I do know that the group of men, including Pablo Diaz, started out for Mexico at the beginning of August 1862. On the evening of August 9th, the group set up camp on the banks of the Nueces River. A group of Confederate soldiers had been tracking the Germans and fired on them sometime that night. Twenty-eight men from the German group slipped away during the battle. Nineteen others were dead by morning. Nine more wounded Germans were summarily executed. Another nine were pursued by the Confederate soldiers to the Rio Grande and killed as well. The thirty-seven Germans killed in what became known as “The Battle of the Nueces” or “The Nueces Massacre” included Pablo Diaz. His and the bones of thirty-five others were recovered in 1865 and buried in Comfort. Their names are listed on the Treue der Union Monument, a twenty-foot-tall limestone obelisk erected over their remains.

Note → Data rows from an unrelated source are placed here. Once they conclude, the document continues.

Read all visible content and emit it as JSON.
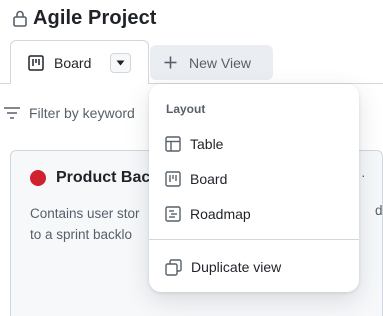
{
  "project": {
    "title": "Agile Project",
    "lock_icon": "lock-icon"
  },
  "tabs": {
    "board_label": "Board",
    "board_icon": "project-board-icon",
    "caret_icon": "triangle-down-icon",
    "new_view_label": "New View",
    "new_view_icon": "plus-icon"
  },
  "filter": {
    "placeholder": "Filter by keyword",
    "icon": "filter-icon"
  },
  "column": {
    "title": "Product Bac",
    "status_color": "#cf222e",
    "description_lines": [
      "Contains user stor",
      "to a sprint backlo"
    ],
    "description_trail": "d",
    "more_glyph": "·"
  },
  "menu": {
    "heading": "Layout",
    "items": [
      {
        "label": "Table",
        "icon": "table-icon"
      },
      {
        "label": "Board",
        "icon": "project-board-icon"
      },
      {
        "label": "Roadmap",
        "icon": "roadmap-icon"
      }
    ],
    "duplicate": {
      "label": "Duplicate view",
      "icon": "duplicate-icon"
    }
  },
  "colors": {
    "accent_red": "#cf222e",
    "border": "#d0d7de",
    "muted_text": "#57606a"
  }
}
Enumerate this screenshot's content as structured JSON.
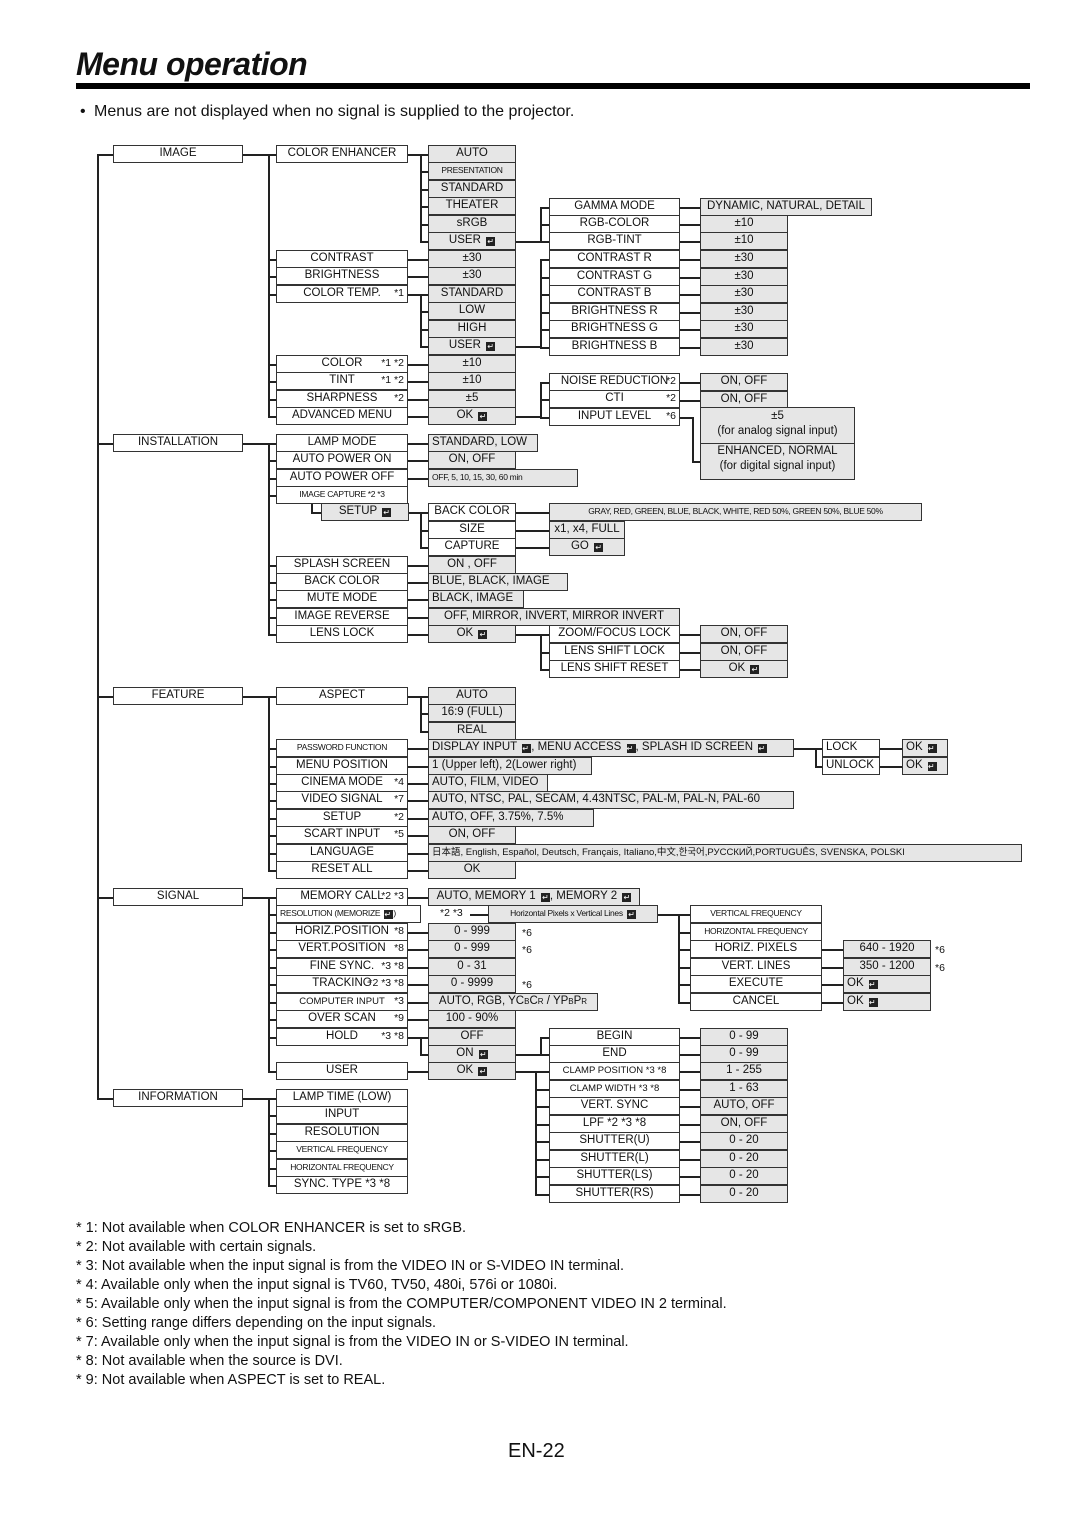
{
  "page": {
    "title": "Menu operation",
    "bullet": "Menus are not displayed when no signal is supplied to the projector.",
    "page_number": "EN-22"
  },
  "menu": {
    "top": [
      "IMAGE",
      "INSTALLATION",
      "FEATURE",
      "SIGNAL",
      "INFORMATION"
    ],
    "image": {
      "items": [
        "COLOR ENHANCER",
        "CONTRAST",
        "BRIGHTNESS",
        "COLOR TEMP.",
        "COLOR",
        "TINT",
        "SHARPNESS",
        "ADVANCED MENU"
      ],
      "notes": [
        "",
        "",
        "",
        "*1",
        "*1 *2",
        "*1 *2",
        "*2",
        ""
      ],
      "color_enhancer_options": [
        "AUTO",
        "PRESENTATION",
        "STANDARD",
        "THEATER",
        "sRGB",
        "USER"
      ],
      "contrast_value": "±30",
      "brightness_value": "±30",
      "color_temp_options": [
        "STANDARD",
        "LOW",
        "HIGH",
        "USER"
      ],
      "color_value": "±10",
      "tint_value": "±10",
      "sharpness_value": "±5",
      "advanced_value": "OK",
      "user_enhancer_items": [
        "GAMMA MODE",
        "RGB-COLOR",
        "RGB-TINT"
      ],
      "user_enhancer_values": [
        "DYNAMIC, NATURAL, DETAIL",
        "±10",
        "±10"
      ],
      "user_temp_items": [
        "CONTRAST R",
        "CONTRAST G",
        "CONTRAST B",
        "BRIGHTNESS R",
        "BRIGHTNESS G",
        "BRIGHTNESS B"
      ],
      "user_temp_values": [
        "±30",
        "±30",
        "±30",
        "±30",
        "±30",
        "±30"
      ],
      "advanced_items": [
        "NOISE REDUCTION",
        "CTI",
        "INPUT LEVEL"
      ],
      "advanced_notes": [
        "*2",
        "*2",
        "*6"
      ],
      "advanced_values": [
        "ON, OFF",
        "ON, OFF"
      ],
      "input_level_analog": [
        "±5",
        "(for analog signal input)"
      ],
      "input_level_digital": [
        "ENHANCED, NORMAL",
        "(for digital signal input)"
      ]
    },
    "installation": {
      "items": [
        "LAMP MODE",
        "AUTO POWER ON",
        "AUTO POWER OFF",
        "IMAGE CAPTURE  *2 *3",
        "SETUP",
        "SPLASH SCREEN",
        "BACK COLOR",
        "MUTE MODE",
        "IMAGE REVERSE",
        "LENS LOCK"
      ],
      "values": [
        "STANDARD, LOW",
        "ON, OFF",
        "OFF,  5,  10,  15,  30,  60 min"
      ],
      "setup_items": [
        "BACK COLOR",
        "SIZE",
        "CAPTURE"
      ],
      "setup_values": [
        "GRAY, RED, GREEN, BLUE, BLACK, WHITE, RED 50%, GREEN 50%, BLUE 50%",
        "x1, x4, FULL",
        "GO"
      ],
      "splash_value": "ON , OFF",
      "back_color_value": "BLUE, BLACK, IMAGE",
      "mute_value": "BLACK, IMAGE",
      "reverse_value": "OFF, MIRROR, INVERT, MIRROR INVERT",
      "lens_lock_value": "OK",
      "lens_items": [
        "ZOOM/FOCUS LOCK",
        "LENS SHIFT LOCK",
        "LENS SHIFT RESET"
      ],
      "lens_values": [
        "ON, OFF",
        "ON, OFF",
        "OK"
      ]
    },
    "feature": {
      "items": [
        "ASPECT",
        "PASSWORD FUNCTION",
        "MENU POSITION",
        "CINEMA MODE",
        "VIDEO SIGNAL",
        "SETUP",
        "SCART INPUT",
        "LANGUAGE",
        "RESET ALL"
      ],
      "notes": [
        "",
        "",
        "",
        "*4",
        "*7",
        "*2",
        "*5",
        "",
        ""
      ],
      "aspect_options": [
        "AUTO",
        "16:9 (FULL)",
        "REAL"
      ],
      "values": [
        "DISPLAY INPUT ↵, MENU ACCESS ↵, SPLASH ID SCREEN ↵",
        "1 (Upper left), 2(Lower right)",
        "AUTO, FILM, VIDEO",
        "AUTO, NTSC, PAL, SECAM, 4.43NTSC, PAL-M, PAL-N, PAL-60",
        "AUTO, OFF, 3.75%, 7.5%",
        "ON, OFF",
        "日本語, English, Español, Deutsch, Français, Italiano,中文,한국어,РУССКИЙ,PORTUGUÊS, SVENSKA, POLSKI",
        "OK"
      ],
      "lock_items": [
        "LOCK",
        "UNLOCK"
      ],
      "lock_values": [
        "OK",
        "OK"
      ]
    },
    "signal": {
      "items": [
        "MEMORY CALL",
        "RESOLUTION (MEMORIZE ↵)",
        "HORIZ.POSITION",
        "VERT.POSITION",
        "FINE SYNC.",
        "TRACKING",
        "COMPUTER INPUT",
        "OVER SCAN",
        "HOLD",
        "USER"
      ],
      "notes": [
        "*2 *3",
        "*2 *3",
        "*8",
        "*8",
        "*3 *8",
        "*2 *3 *8",
        "*3",
        "*9",
        "*3 *8",
        ""
      ],
      "values": [
        "AUTO, MEMORY 1 ↵, MEMORY 2 ↵",
        "Horizontal Pixels x Vertical Lines ↵",
        "0 - 999",
        "0 - 999",
        "0 - 31",
        "0 - 9999",
        "AUTO, RGB, YCBCR / YPBPR",
        "100 - 90%"
      ],
      "value_notes": [
        "",
        "",
        "*6",
        "*6",
        "",
        "*6",
        "",
        ""
      ],
      "hold_options": [
        "OFF",
        "ON"
      ],
      "user_value": "OK",
      "resolution_items": [
        "VERTICAL FREQUENCY",
        "HORIZONTAL FREQUENCY",
        "HORIZ. PIXELS",
        "VERT. LINES",
        "EXECUTE",
        "CANCEL"
      ],
      "resolution_values": [
        "640 - 1920",
        "350 - 1200",
        "OK",
        "OK"
      ],
      "resolution_value_notes": [
        "*6",
        "*6",
        "",
        ""
      ],
      "hold_items": [
        "BEGIN",
        "END"
      ],
      "hold_values": [
        "0 - 99",
        "0 - 99"
      ],
      "user_items": [
        "CLAMP POSITION *3 *8",
        "CLAMP WIDTH  *3 *8",
        "VERT. SYNC",
        "LPF   *2 *3 *8",
        "SHUTTER(U)",
        "SHUTTER(L)",
        "SHUTTER(LS)",
        "SHUTTER(RS)"
      ],
      "user_values": [
        "1 - 255",
        "1 - 63",
        "AUTO, OFF",
        "ON, OFF",
        "0 - 20",
        "0 - 20",
        "0 - 20",
        "0 - 20"
      ]
    },
    "information": {
      "items": [
        "LAMP TIME (LOW)",
        "INPUT",
        "RESOLUTION",
        "VERTICAL FREQUENCY",
        "HORIZONTAL FREQUENCY",
        "SYNC. TYPE *3 *8"
      ]
    }
  },
  "footnotes": [
    "* 1: Not available when COLOR ENHANCER is set to sRGB.",
    "* 2: Not available with certain signals.",
    "* 3: Not available when the input signal is from the VIDEO IN or S-VIDEO IN terminal.",
    "* 4: Available only when the input signal is TV60, TV50, 480i, 576i or 1080i.",
    "* 5: Available only when the input signal is from the COMPUTER/COMPONENT VIDEO IN 2 terminal.",
    "* 6: Setting range differs depending on the input signals.",
    "* 7: Available only when the input signal is from the VIDEO IN or S-VIDEO IN terminal.",
    "* 8: Not available when the source is DVI.",
    "* 9: Not available when ASPECT is set to REAL."
  ]
}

On Find a Grave, it is also stated, “Although Mexican, he [Pablo] was considered by all to be as “German” and “Unionist” as any of the others.” This is someone’s theory, but I can’t say I don’t think it might be true. After all, young eight-year-old Pablo seems to have been treated with kindness and maybe even with some affection by the Germans who ended up caring for him. I am sure he spoke German. And after around 14 years with them, he had heard their views on everything…including slavery…and most likely agreed with his adopted friends and guardians.
I am absolutely enthralled with this young man’s story. It is one of incredible courage, adaptability and thirst for freedom. RIP Pablo.
Sources: Roemer’s Texas, Dr. Ferdinand Roemer, 1995 edition; John O. Meusebach, Irene Marschall King, 1967; Sophienburg Museum & Archives: Oscar Haas Manuscript Collection, the Dresel Family Manuscript Collection and the Nueces Massacre file.